Data about app and page elements
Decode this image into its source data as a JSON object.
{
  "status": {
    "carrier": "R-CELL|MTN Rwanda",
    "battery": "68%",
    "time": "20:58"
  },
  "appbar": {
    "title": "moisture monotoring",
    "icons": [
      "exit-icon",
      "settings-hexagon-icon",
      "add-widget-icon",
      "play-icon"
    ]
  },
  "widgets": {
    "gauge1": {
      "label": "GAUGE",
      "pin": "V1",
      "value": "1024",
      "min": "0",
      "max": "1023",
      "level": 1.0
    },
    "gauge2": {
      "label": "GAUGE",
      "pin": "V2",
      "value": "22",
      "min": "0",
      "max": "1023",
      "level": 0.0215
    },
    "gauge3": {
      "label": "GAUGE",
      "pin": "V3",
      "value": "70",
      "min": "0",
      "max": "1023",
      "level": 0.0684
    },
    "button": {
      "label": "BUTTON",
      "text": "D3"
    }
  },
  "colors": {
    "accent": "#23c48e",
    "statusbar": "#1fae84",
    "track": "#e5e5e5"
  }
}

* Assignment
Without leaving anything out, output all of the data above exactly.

* Solution below
Decode this image into its source data as a JSON object.
{
  "status": {
    "carrier": "R-CELL|MTN Rwanda",
    "battery": "68%",
    "time": "20:58"
  },
  "appbar": {
    "title": "moisture monotoring",
    "icons": [
      "exit-icon",
      "settings-hexagon-icon",
      "add-widget-icon",
      "play-icon"
    ]
  },
  "widgets": {
    "gauge1": {
      "label": "GAUGE",
      "pin": "V1",
      "value": "1024",
      "min": "0",
      "max": "1023",
      "level": 1.0
    },
    "gauge2": {
      "label": "GAUGE",
      "pin": "V2",
      "value": "22",
      "min": "0",
      "max": "1023",
      "level": 0.0215
    },
    "gauge3": {
      "label": "GAUGE",
      "pin": "V3",
      "value": "70",
      "min": "0",
      "max": "1023",
      "level": 0.0684
    },
    "button": {
      "label": "BUTTON",
      "text": "D3"
    }
  },
  "colors": {
    "accent": "#23c48e",
    "statusbar": "#1fae84",
    "track": "#e5e5e5"
  }
}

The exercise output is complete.